PROBLEM TO WORK ON – Copies of all lines that contain "count" are needed; take them from the data below.

[Records from a data source]
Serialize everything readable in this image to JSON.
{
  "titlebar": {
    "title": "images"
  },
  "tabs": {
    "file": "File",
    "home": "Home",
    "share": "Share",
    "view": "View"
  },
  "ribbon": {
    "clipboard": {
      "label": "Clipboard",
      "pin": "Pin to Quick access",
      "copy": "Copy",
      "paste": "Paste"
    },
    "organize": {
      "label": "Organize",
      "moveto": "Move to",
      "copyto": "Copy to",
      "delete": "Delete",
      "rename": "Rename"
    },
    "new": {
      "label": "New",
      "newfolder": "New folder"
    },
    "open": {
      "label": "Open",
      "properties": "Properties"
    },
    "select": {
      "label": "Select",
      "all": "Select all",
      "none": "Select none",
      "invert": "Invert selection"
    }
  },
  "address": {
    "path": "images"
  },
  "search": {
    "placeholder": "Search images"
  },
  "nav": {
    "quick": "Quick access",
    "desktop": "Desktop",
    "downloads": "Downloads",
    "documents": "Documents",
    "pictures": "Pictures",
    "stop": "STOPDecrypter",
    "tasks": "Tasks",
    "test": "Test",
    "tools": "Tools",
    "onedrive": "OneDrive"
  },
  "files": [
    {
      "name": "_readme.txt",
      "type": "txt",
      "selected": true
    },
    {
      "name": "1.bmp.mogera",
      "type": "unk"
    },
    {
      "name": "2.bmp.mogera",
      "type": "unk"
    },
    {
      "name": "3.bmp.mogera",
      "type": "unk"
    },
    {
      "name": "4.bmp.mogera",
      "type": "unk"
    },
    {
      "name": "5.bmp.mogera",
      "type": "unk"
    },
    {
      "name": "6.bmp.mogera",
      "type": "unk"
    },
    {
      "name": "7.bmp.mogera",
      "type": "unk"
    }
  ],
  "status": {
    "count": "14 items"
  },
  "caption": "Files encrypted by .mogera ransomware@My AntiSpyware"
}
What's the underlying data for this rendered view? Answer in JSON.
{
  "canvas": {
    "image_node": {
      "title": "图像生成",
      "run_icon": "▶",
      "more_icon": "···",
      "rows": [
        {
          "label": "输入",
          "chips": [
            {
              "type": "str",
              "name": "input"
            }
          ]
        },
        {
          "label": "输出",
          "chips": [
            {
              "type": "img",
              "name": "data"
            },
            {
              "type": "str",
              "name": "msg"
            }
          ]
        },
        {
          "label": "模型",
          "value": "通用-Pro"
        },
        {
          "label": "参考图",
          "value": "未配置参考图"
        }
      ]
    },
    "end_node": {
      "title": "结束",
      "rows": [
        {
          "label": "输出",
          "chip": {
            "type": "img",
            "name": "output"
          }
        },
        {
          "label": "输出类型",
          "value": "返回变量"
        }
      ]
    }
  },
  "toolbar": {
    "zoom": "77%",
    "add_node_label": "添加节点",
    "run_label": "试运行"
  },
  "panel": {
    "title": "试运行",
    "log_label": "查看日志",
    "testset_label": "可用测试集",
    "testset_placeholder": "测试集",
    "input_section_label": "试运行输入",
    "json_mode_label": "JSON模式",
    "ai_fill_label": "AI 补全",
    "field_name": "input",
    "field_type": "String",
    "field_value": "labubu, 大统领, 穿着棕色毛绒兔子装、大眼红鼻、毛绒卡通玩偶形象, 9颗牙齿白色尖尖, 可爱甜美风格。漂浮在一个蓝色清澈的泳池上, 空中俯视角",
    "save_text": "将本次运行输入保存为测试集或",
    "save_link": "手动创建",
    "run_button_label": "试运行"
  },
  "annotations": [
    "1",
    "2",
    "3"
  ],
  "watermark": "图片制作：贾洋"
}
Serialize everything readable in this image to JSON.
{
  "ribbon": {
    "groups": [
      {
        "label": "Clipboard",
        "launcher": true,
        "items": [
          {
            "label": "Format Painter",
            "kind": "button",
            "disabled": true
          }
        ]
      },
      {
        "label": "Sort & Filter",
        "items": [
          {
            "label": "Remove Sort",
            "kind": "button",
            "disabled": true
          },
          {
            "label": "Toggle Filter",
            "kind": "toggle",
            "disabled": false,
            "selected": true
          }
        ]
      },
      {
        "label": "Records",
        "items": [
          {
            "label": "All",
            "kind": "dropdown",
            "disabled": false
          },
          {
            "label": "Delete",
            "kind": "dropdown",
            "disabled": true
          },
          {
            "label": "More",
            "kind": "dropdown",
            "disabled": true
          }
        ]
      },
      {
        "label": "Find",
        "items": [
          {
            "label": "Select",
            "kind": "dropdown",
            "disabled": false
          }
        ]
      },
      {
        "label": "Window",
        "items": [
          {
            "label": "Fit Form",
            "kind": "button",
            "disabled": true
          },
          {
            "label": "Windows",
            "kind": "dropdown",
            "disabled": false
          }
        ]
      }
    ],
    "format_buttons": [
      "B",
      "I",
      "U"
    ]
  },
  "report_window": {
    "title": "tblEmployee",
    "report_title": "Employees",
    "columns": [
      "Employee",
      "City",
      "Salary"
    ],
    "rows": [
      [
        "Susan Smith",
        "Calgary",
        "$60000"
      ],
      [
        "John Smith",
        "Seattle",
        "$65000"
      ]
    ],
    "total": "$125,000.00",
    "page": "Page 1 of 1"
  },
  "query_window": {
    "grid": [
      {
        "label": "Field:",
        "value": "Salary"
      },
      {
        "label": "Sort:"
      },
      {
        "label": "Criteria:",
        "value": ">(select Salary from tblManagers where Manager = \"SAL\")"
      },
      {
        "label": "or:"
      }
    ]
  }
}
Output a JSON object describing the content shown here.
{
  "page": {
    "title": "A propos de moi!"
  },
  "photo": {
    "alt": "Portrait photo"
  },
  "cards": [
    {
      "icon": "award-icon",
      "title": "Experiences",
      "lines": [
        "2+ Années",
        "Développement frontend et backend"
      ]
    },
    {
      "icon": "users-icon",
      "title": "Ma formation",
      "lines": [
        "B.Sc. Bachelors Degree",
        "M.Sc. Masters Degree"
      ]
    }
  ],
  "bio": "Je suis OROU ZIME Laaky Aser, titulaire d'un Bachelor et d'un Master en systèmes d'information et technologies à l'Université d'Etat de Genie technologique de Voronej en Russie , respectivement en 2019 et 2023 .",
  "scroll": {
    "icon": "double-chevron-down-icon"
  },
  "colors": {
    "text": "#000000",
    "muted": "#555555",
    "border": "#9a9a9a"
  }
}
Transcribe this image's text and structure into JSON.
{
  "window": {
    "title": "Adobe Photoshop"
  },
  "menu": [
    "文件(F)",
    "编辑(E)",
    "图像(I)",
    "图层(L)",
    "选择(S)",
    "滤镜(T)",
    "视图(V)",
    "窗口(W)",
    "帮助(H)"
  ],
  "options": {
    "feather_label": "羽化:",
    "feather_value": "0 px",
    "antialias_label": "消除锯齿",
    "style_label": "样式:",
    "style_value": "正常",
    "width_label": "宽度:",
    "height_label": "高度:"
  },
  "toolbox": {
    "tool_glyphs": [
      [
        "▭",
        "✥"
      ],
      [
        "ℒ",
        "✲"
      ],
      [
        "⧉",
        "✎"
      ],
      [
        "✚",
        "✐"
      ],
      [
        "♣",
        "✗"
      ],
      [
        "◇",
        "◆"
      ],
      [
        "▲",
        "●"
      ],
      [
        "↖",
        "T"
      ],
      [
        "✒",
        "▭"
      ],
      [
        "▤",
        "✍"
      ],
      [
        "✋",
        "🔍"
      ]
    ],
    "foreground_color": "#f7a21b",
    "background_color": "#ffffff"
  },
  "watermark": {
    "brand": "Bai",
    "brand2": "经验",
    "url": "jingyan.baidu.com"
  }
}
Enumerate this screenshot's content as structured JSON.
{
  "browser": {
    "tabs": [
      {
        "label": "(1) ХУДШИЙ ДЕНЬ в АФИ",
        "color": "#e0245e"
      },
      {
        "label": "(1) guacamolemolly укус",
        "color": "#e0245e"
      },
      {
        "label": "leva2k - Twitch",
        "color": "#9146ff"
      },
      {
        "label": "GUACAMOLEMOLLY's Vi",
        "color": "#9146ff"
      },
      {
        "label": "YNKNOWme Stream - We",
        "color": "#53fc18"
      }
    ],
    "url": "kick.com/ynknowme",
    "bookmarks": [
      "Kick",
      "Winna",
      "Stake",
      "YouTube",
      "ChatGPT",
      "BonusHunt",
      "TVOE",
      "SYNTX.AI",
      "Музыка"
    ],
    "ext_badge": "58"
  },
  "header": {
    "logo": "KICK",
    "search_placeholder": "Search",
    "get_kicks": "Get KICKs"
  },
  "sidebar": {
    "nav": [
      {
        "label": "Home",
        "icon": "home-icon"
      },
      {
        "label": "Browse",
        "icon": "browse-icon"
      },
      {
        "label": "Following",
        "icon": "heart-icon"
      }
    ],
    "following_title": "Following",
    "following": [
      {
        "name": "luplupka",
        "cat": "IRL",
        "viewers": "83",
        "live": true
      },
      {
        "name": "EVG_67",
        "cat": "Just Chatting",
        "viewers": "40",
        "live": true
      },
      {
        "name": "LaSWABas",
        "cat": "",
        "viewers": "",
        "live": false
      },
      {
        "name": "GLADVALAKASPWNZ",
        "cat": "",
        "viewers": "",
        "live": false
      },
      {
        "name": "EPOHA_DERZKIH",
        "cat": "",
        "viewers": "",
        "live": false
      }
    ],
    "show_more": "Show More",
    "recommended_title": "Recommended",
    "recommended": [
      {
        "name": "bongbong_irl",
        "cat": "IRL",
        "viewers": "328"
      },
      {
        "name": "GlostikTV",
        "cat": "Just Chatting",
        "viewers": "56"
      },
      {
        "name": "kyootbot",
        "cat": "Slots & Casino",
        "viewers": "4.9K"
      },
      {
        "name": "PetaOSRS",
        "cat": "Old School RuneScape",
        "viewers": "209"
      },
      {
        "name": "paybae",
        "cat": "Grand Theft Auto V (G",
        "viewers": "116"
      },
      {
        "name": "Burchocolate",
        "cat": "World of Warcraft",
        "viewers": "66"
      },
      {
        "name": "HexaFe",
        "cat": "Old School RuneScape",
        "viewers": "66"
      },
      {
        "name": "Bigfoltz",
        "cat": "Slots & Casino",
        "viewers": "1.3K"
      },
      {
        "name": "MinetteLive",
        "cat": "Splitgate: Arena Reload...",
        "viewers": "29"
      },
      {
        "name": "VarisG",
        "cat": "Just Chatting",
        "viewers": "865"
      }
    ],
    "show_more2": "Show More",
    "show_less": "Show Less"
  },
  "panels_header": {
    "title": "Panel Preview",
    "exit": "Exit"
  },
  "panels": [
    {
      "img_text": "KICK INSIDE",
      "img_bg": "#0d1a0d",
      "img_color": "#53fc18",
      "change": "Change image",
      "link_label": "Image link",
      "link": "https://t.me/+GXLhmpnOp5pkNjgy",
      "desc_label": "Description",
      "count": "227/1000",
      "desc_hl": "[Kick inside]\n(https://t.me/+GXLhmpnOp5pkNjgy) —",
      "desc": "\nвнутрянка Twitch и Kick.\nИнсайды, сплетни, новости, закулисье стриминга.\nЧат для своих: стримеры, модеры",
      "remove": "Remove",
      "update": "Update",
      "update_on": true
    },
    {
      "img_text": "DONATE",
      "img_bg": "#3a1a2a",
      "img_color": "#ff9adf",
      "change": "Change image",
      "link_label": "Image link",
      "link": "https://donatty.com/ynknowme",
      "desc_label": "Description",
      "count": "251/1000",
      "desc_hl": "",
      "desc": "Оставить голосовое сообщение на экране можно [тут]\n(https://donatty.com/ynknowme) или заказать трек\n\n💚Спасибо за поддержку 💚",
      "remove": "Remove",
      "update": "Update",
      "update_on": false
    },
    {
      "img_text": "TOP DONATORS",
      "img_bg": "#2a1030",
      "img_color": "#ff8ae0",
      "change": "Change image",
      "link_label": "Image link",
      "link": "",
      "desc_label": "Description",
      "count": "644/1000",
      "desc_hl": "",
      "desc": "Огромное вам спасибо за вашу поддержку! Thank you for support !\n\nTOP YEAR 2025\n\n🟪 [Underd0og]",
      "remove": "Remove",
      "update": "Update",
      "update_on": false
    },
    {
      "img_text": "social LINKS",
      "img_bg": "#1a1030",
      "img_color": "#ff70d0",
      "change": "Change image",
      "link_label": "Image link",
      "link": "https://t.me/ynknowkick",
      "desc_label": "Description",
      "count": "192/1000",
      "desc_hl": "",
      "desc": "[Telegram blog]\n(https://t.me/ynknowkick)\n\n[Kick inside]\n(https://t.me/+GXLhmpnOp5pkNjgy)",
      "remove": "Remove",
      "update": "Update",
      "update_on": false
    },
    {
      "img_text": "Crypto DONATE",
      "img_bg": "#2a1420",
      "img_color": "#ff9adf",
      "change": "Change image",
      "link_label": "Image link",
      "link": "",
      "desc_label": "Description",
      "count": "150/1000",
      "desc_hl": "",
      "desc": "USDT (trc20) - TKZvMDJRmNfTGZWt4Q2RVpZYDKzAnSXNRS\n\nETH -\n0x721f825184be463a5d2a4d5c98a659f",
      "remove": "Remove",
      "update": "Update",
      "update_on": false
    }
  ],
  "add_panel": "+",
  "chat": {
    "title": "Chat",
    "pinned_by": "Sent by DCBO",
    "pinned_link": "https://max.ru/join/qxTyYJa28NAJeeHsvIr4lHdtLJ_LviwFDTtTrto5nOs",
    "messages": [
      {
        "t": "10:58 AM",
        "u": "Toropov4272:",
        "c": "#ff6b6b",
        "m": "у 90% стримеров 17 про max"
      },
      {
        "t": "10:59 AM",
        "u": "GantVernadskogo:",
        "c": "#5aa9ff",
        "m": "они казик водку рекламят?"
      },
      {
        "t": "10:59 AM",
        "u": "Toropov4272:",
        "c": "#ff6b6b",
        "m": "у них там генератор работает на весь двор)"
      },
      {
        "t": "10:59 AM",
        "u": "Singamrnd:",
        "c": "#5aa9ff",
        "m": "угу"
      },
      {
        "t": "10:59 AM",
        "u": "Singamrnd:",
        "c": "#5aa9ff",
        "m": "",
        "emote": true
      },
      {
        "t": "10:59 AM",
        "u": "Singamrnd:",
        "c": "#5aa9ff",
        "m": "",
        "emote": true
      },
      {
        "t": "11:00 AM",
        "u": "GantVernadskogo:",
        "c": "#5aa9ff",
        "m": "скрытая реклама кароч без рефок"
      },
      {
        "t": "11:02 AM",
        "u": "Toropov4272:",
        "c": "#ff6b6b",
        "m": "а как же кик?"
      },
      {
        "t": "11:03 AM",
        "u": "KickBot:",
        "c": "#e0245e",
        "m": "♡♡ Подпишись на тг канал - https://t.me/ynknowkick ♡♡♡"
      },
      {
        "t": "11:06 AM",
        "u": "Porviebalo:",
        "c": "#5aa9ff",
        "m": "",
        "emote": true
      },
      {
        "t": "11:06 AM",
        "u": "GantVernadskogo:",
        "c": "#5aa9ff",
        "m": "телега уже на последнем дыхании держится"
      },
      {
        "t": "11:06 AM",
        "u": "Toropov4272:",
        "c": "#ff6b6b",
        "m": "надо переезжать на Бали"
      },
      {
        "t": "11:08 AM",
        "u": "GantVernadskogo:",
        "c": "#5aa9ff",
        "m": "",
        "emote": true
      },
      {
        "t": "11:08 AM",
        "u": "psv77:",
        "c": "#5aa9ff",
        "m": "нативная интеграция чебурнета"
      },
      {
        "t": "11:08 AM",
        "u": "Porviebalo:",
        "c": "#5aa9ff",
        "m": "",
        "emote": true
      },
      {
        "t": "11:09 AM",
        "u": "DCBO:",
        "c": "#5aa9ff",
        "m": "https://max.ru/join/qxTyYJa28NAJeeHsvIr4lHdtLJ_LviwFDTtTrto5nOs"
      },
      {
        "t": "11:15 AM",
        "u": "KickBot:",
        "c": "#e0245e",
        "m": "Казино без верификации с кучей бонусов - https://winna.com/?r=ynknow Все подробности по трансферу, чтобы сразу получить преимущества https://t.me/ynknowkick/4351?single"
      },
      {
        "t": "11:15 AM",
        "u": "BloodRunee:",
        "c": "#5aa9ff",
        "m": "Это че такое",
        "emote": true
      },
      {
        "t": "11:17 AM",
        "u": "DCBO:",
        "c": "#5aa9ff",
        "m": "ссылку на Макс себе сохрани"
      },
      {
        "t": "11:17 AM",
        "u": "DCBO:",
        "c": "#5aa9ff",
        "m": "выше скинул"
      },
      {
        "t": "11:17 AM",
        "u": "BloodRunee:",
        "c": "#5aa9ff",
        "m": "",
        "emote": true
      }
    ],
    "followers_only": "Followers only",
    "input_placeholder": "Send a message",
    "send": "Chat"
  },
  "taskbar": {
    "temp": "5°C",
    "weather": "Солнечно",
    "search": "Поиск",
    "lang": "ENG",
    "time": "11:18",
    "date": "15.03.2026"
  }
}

REPLY –
    "count": "14 items"
      "count": "227/1000",
      "count": "251/1000",
      "count": "644/1000",
      "count": "192/1000",
      "count": "150/1000",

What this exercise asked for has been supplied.